Today, exactly one year after CSU staff member Rebecca Allen was hit and killed by a drunk driver while riding her bike in Fort Collins, her family and co-workers are awarding scholarships to deserving journalism students to keep her memory alive.
Last year, two Rebecca Allen JT Memorial Scholarships equaling $1,000 each were awarded to two senior journalism and technical communication students Maggie Canty and Marcella Burg.
All journalism students are eligible to apply for the scholarship through the CSU Scholarship Application in the College of Liberal Arts section.
CSUSA is available online at RAMweb beginning Dec. 1 each year for the next academic year. The application deadline is March 1 of the following calendar year at 11 p.m.
While all journalism students are encouraged to apply, the Allen family hopes to award the scholarship to students who knew Rebecca Allen, said Greg Luft, the chair of the Department of Journalism and Technical Communication. But as time goes by, the chances of finding students who were familiar with the 2002 CSU graduate and later undergraduate program administrator for the JTC department are waning, he said.
The scholarship committee looks for students who are well-rounded, volunteer, demonstrate a passion for media and “someone that exemplifies what Rebecca Allen was all about,” said Kris Kodrich, chair of the JTC Scholarship Committee.
“Rebecca Allen was so beloved by students, faculty and staff that the scholarship is really just a way of honoring her memory and what she meant to the department,” he said.

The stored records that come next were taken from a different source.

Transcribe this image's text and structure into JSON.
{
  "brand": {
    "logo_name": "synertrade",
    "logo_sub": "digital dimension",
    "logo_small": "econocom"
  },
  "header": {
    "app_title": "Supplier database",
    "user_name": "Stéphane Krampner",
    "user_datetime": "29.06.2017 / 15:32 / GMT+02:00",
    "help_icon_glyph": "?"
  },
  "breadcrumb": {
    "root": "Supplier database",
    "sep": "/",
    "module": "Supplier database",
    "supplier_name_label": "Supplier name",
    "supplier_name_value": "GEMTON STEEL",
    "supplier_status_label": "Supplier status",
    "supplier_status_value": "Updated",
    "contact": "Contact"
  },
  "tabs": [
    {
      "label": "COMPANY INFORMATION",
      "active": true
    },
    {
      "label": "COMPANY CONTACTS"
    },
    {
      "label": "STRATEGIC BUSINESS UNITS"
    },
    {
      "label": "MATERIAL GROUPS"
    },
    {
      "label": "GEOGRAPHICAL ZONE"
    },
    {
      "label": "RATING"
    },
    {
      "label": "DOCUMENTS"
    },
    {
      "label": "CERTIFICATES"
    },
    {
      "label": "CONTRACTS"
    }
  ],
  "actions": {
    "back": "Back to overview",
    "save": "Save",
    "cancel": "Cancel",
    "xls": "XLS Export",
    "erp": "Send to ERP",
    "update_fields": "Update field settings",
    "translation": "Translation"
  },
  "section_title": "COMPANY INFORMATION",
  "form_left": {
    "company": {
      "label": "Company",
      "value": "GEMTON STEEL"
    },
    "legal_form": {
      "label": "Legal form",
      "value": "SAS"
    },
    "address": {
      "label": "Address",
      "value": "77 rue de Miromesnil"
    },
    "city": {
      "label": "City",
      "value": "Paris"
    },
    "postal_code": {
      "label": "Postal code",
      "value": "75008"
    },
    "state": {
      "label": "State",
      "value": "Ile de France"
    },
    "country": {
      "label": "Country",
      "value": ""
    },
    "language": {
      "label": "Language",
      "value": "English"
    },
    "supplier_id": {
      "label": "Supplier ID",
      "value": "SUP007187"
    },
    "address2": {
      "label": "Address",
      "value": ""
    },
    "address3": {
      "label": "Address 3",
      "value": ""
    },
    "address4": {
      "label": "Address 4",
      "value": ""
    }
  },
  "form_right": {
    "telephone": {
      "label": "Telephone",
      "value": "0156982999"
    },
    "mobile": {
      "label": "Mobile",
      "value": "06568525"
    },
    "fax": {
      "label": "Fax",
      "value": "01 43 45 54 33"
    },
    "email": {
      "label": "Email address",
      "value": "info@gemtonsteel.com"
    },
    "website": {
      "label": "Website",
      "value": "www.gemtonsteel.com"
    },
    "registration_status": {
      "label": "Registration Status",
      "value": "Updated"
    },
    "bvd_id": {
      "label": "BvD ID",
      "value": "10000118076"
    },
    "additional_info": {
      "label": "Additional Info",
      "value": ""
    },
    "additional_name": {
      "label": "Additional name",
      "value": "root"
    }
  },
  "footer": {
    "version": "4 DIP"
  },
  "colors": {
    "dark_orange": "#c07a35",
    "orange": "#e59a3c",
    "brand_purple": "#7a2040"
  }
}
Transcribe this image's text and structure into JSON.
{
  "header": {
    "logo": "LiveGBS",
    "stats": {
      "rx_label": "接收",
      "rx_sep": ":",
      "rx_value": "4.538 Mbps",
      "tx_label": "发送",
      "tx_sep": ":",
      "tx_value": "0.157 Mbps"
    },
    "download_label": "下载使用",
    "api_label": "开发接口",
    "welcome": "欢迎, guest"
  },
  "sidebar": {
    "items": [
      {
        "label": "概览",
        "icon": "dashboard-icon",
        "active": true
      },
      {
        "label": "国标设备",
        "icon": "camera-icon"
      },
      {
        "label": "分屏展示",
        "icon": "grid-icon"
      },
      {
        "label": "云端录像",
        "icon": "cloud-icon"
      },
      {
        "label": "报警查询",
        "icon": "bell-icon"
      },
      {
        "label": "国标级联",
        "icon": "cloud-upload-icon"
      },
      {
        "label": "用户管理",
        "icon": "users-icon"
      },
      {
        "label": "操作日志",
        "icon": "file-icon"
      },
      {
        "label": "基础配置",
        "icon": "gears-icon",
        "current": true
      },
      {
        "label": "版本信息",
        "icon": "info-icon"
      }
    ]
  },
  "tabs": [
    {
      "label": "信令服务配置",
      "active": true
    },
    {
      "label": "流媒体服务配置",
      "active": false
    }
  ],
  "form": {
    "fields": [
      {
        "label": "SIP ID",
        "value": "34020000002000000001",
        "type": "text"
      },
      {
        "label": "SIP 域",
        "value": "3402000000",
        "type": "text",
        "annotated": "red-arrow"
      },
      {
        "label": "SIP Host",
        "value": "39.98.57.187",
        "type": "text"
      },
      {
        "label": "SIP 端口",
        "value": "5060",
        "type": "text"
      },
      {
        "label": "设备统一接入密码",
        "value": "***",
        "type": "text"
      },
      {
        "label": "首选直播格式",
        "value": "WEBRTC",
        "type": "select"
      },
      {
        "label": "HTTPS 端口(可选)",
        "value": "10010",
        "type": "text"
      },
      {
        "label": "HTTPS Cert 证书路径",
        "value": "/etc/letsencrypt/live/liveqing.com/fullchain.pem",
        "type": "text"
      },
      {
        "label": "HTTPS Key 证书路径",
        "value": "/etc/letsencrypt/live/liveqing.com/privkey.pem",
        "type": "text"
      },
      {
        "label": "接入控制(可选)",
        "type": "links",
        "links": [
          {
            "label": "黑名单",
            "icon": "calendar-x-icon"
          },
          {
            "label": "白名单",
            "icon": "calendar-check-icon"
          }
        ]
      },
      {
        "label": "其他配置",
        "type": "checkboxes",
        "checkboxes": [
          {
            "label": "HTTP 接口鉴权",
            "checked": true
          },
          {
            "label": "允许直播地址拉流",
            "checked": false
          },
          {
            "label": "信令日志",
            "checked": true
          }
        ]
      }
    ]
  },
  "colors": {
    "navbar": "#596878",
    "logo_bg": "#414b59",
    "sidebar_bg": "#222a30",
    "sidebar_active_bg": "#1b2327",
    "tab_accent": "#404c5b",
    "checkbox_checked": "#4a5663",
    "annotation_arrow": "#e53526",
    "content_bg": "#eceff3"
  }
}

Kodrich visited Allen’s family earlier this month on a trip to Wisconsin. While there, Allen’s father showed Kodrich a bench that a member of the family had built and erected on a bike trail in Sheboygan Falls that read, “In Memory of Rebecca Gumptow Allen Avid Bicyclist.”
To-date, Allen’s friends and family have donated about $9,000 to the scholarship. They are aiming to raise $25,000 to establish the RAJTMS as an endowed scholarship, or one that is made permanent at the university and is awarded consistently, as determined by its creators.
Much of the current money was raised at a bike-in cinema memorial event hosted by New Belgium Brewery in September. Nearly 1,000 people showed up to the special benefit showing of the Coen brothers’ classic, “The Big Lebowski” to celebrate Allen’s life and love of biking.
Luft said the money in the fund now should last five to six years, but that timeframe could change depending on the number and the value of scholarships awarded as determined by the Allen family.
At about 5:20 a.m. on July 22, Daniel Price, the then 20-year-old Front Range Community College student, hit Allen and her friend with his car from behind while driving on West Drake Road.
Allen was transported to Poudre Hospital where she later died of her injuries. Her friend, Jennifer Garvey, who suffered serious injuries, was treated at the Medical Center for the Rockies.
Fort Collins Police Services reported that both cyclists were wearing helmets at the time of the accident.
Price plead guilty to vehicular homicide and careless driving in a plea agreement at the Larimer County Court House on Nov. 14. Joseph Gavaldon, Price’s private criminal defense attorney and the DA agreed to the terms of sentence.
On Jan. 16, in front of his family and friends and those of Rebecca Allen, Price was sentenced to eight years in prison by Judge Jolene Blair, the Larimer County judge presiding over the case.
Additionally, Price will serve five years on parole followed by two years probation and 80 hours of community service, 50 of which he is mandated to serve with Mothers Against Drunk Driving.
Price is currently housed in the Fremont Correctional Facility in Canyon City, about 20 miles north of Pueblo. FCF, the state’s largest correctional facility, is classified as a medium security, mixed custody institution that houses about 1,200 inmates.
At his January sentencing, in front of about 80 people, Price said, “I know that I have to go to prison. I gladly accept that.” He looked back at Allen’s family and friends for a brief moment and said, “I’m sorry . I can’t say anything else.”
In his address to the court, Price asked Judge Blair if he could face the Allen family to apologize, and after he was denied his request, continued to glance over his shoulder.
At the end of his statement, Price said quietly, “I would do anything to give my life to give hers back.”
News Managing Editor Madeline Novey can be reached at firstname.lastname@example.org.